Ariel Levy is a staff writer at The New Yorker magazine and author of the book Female Chauvinist Pigs: Women and the Rise of Raunch Culture. Her work has appeared in The Washington Post, The New Yorker, Vogue, Slate, and the New York Times. Levy was named one of the "Forty Under 40" most influential out individuals in the June/July 2009 issue of The Advocate.
Early life 
Levy was raised in Larchmont, New York, and attended Wesleyan University in the 1990s. She says that her experiences at Wesleyan, which had "coed showers, on principle," strongly influenced her views regarding modern sexuality. After graduating from Wesleyan, she was briefly employed by Planned Parenthood, but claims that she was fired because she is "an extremely poor typist." She was hired by New York magazine shortly thereafter.
At The New Yorker magazine, where Levy has been a staff writer since 2008, she has written profiles of Cindy McCain, Silvio Berlusconi, Caster Semenya and Callista Gingrich. At New York magazine, where Levy was a contributing editor for 12 years, she wrote about John Waters, Stanley Bosworth, Donatella Versace, the writer George W. S. Trow, the feminist Andrea Dworkin, and the artists Ryan McGinley and Dash Snow. Levy has explored issues regarding American drug use, gender roles, lesbian culture, and the popularity of U.S. pop culture staples such as Sex and the City. Some of these articles allude to Levy's personal thoughts on the status of modern feminism.

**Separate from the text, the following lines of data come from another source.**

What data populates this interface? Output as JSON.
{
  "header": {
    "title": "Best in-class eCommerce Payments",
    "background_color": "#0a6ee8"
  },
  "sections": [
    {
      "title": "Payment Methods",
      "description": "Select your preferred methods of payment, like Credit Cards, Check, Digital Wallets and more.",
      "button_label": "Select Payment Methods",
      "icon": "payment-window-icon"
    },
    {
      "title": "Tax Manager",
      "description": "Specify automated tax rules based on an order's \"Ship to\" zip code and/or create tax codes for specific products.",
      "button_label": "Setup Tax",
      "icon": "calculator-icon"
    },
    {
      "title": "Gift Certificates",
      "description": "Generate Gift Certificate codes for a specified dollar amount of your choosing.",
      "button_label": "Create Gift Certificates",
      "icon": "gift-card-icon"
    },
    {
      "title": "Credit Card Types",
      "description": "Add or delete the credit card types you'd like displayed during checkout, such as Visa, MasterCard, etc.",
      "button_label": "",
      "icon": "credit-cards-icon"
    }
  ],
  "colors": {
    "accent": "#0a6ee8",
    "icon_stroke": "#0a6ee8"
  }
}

Levy criticized the pornographic video series Girls Gone Wild after she followed its camera crew for three days, interviewed both the makers of the series and the women who appeared on the videos, and commented on the series' concept and the debauchery she was witnessing. Many of the young women Levy spoke with believed that bawdy and liberated were synonymous.
Levy's experiences amid Girls Gone Wild appear again in Female Chauvinist Pigs, in which she attempts to explain "why young women today are embracing raunchy aspects of our culture that would likely have caused their feminist foremothers to vomit." In today's culture, Levy writes, the idea of a woman participating in a wet T-shirt contest or being comfortable watching explicit pornography has become a symbol of strength; she says that she was surprised at how many people, both men and women, working for programs such as Girls Gone Wild told her that this new "raunch" culture marked not the downfall of feminism but its triumph, but Levy was unconvinced.
- New Yorker Archive:http://www.newyorker.com/magazine/bios/ariel_levy/search?contributorName=ariel%20levy
New York magazine:
See also 
- Safire, William (October 2, 2005). "Language: 'Raunch' and the mysteries of back-formation". The New York Times. Retrieved January 25, 2011.
- "Forty Under 40: Media". The Advocate. May 5, 2009. Retrieved January 10, 2013.
- Levy, Female Chauvinist Pigs, p. 76.
- [dead link]
- Literal Affairs 2012
- Female Chauvinist Pigs: Ariel Levy by Alican Çakmak Kozoğlu. (Interview). Literal Affairs. 2012.